Then one day, my friend’s brother had a brainstorm. He thought of somebody whom he was confident could help. He approached this person and asked him to pray for his brother and sister-in-law. The person accepted the brother’s plea and pray he did. One month later, she was pregnant.

Who was this great rabbi who blessed the couple?, you ask. What was the name of this holy mystic whose prayers pierced the Heavenly gates? You probably never heard of him. Because, actually, he isn’t a great rabbi or a holy mystic. He’s just a regular person like you and me. Well, almost regular. You see, he had once been engaged to the woman for whom he prayed.

In the immortal words of Dave Barry: I am not making this up.

When my friend’s brother tracked him down, he found this young man married with children of his own. No, he said, he bore no anger toward his former fiancé. He harbored no ill will toward her.

But that didn’t satisfy the brother. He reiterated the importance of his mission. The life of a family was at stake, children were being withheld from this couple. Could he, the former fiancé, acknowledge that perhaps deep down there remained some lingering disappointment, traces of anger, resentment, pain? Could he concede these subconscious emotions and release them? Could he wholeheartedly forgive the person who caused them? Could he then pray for her?

He could. He did. He forgave. He prayed.

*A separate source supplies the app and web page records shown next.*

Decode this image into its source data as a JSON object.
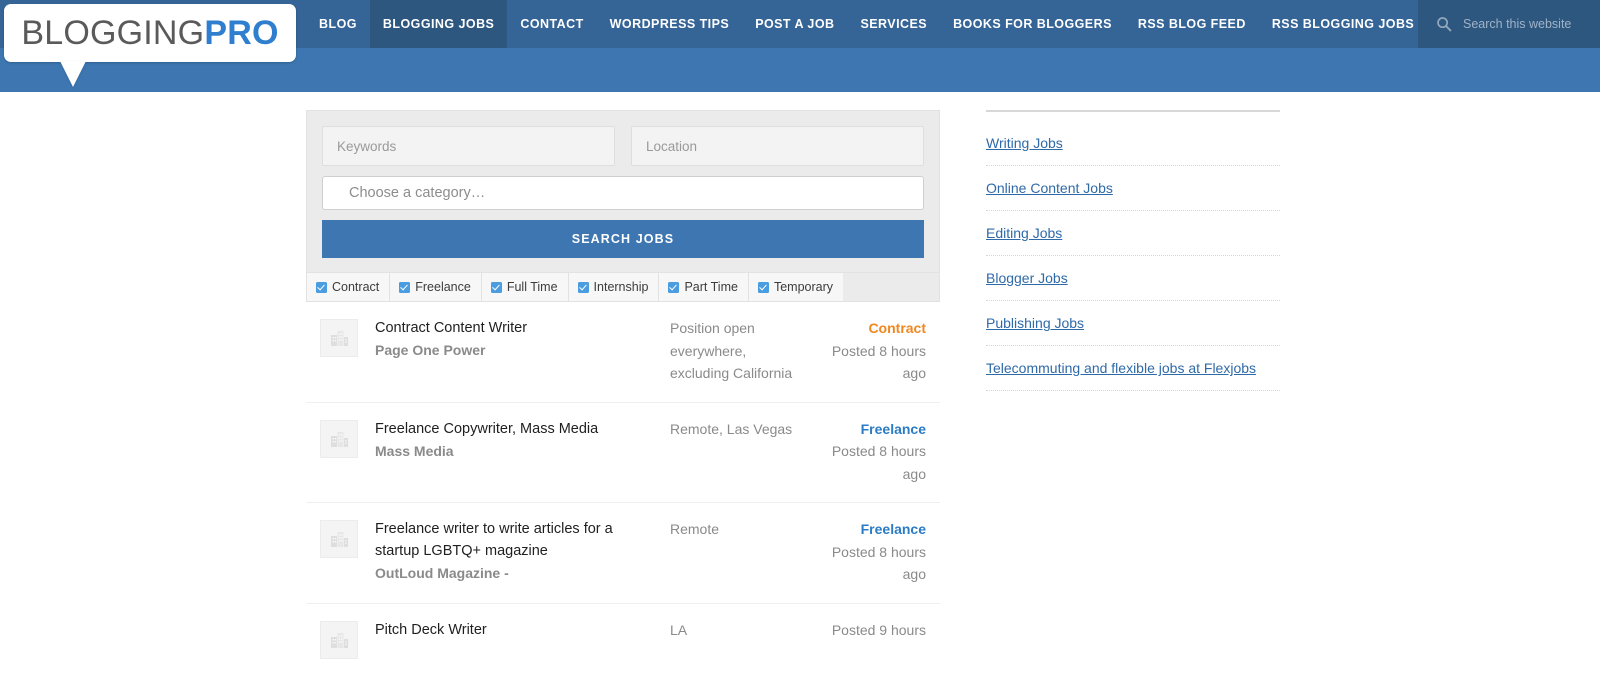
{
  "site": {
    "logo_primary": "BLOGGING",
    "logo_accent": "PRO"
  },
  "nav": {
    "items": [
      {
        "label": "BLOG",
        "active": false
      },
      {
        "label": "BLOGGING JOBS",
        "active": true
      },
      {
        "label": "CONTACT",
        "active": false
      },
      {
        "label": "WORDPRESS TIPS",
        "active": false
      },
      {
        "label": "POST A JOB",
        "active": false
      },
      {
        "label": "SERVICES",
        "active": false
      },
      {
        "label": "BOOKS FOR BLOGGERS",
        "active": false
      },
      {
        "label": "RSS BLOG FEED",
        "active": false
      },
      {
        "label": "RSS BLOGGING JOBS FEED",
        "active": false
      }
    ],
    "search": {
      "placeholder": "Search this website",
      "value": "",
      "icon": "search-icon"
    }
  },
  "job_search": {
    "keywords": {
      "placeholder": "Keywords",
      "value": ""
    },
    "location": {
      "placeholder": "Location",
      "value": ""
    },
    "category": {
      "selected": "Choose a category…"
    },
    "submit_label": "SEARCH JOBS",
    "filters": [
      {
        "label": "Contract",
        "checked": true
      },
      {
        "label": "Freelance",
        "checked": true
      },
      {
        "label": "Full Time",
        "checked": true
      },
      {
        "label": "Internship",
        "checked": true
      },
      {
        "label": "Part Time",
        "checked": true
      },
      {
        "label": "Temporary",
        "checked": true
      }
    ]
  },
  "jobs": [
    {
      "title": "Contract Content Writer",
      "company": "Page One Power",
      "location": "Position open everywhere, excluding California",
      "type": "Contract",
      "type_color": "#f08820",
      "type_class": "contract",
      "posted": "Posted 8 hours ago"
    },
    {
      "title": "Freelance Copywriter, Mass Media",
      "company": "Mass Media",
      "location": "Remote, Las Vegas",
      "type": "Freelance",
      "type_color": "#2b7cc4",
      "type_class": "freelance",
      "posted": "Posted 8 hours ago"
    },
    {
      "title": "Freelance writer to write articles for a startup LGBTQ+ magazine",
      "company": "OutLoud Magazine -",
      "location": "Remote",
      "type": "Freelance",
      "type_color": "#2b7cc4",
      "type_class": "freelance",
      "posted": "Posted 8 hours ago"
    },
    {
      "title": "Pitch Deck Writer",
      "company": "",
      "location": "LA",
      "type": "",
      "type_color": "#2b7cc4",
      "type_class": "freelance",
      "posted": "Posted 9 hours"
    }
  ],
  "sidebar": {
    "links": [
      {
        "label": "Writing Jobs"
      },
      {
        "label": "Online Content Jobs"
      },
      {
        "label": "Editing Jobs"
      },
      {
        "label": "Blogger Jobs"
      },
      {
        "label": "Publishing Jobs"
      },
      {
        "label": "Telecommuting and flexible jobs at Flexjobs"
      }
    ]
  },
  "colors": {
    "header_blue": "#3d76b0",
    "nav_blue": "#356496",
    "nav_active": "#2d577f",
    "accent_orange": "#f08820",
    "link_blue": "#2f6aa8"
  }
}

All our actions have consequences. In the physical world, if you drop an egg, it will fall, break, and leave a mess—regardless of your intention. Every day the paper has a story about a traffic “accident.” Someone got hurt or killed by someone else who wasn’t paying attention. Did the driver intend for the accident to happen? It doesn’t matter. In the physical world, actions—whether done maliciously or absentmindedly—have reactions.

So, too, the “physics” of interpersonal relationships dictate that our behavior will always leave an impression.

The Talmud tells the story of a Sage named Rebbe Yochanan, whose eyebrows were so long that they covered his eyes. He once met up with another Sage, Rav Kahana, whose lip was split in such a way that he looked like he was smirking. Rebbe Yochanan thought that Rav Kahana was smirking at his eyebrows, and became dispirited. Immediately, Rav Kahana died.

It goes without saying that Rav Kahana was not trying to hurt Rebbe Yochanan’s feelings. Nevertheless, the pain he felt, however inadvertent, was real. And Rebbe Yochanan was a Torah giant of such stature that his pain produced punishment. Even Rav Kahana’s similar stature as a giant of Torah was not enough to mitigate the consequences. If anything it amplified them, for the greater a person is, the more he is held liable.
But wait. There’s more.

Sometimes even doing the right thing and having a positive effect, causes negative fallout. The final verse in the Book of Esther describes the prophet Mordechai, who had just saved the Jewish people from annihilation, as “liked by most of his bretheren.” Most? Not all? Rashi explains that some of his colleagues distanced themselves from him because his involvement in politics had interfered with his Torah scholarship.

Even a man as great as Mordechai, who saved the Jewish nation, whose name lives on to this day, was, in some respects, demoted for his heroic behavior. Does that mean that he shouldn’t have acted as he did? Of course not. But the fact remained: while he was busy rescuing the Jews, he wasn’t keeping up with his studies.

Actions—even necessary ones—have consequences, too.

Where do we go from here? Well, for one thing, we must be ever vigilant about the negative effects—miniscule though they may be—that our behavior causes. Whether it’s cutting someone off in traffic or forgetting to wish a neighbor good morning. But even when we do a good thing, a necessary thing, which requires a little pain—disciplining children, rebuking a friend—we must realize that unintended consequences lurk.

After the “Kol Nidrei” service on Yom Kippur eve, there is a prayer that follows called “Tefillah Zakah.” In it, we forgive everyone who caused us harm, however slight, however unintentional, and even with good intentions in mind. Let’s get a head start on the upcoming Days of Awe and begin pardoning today.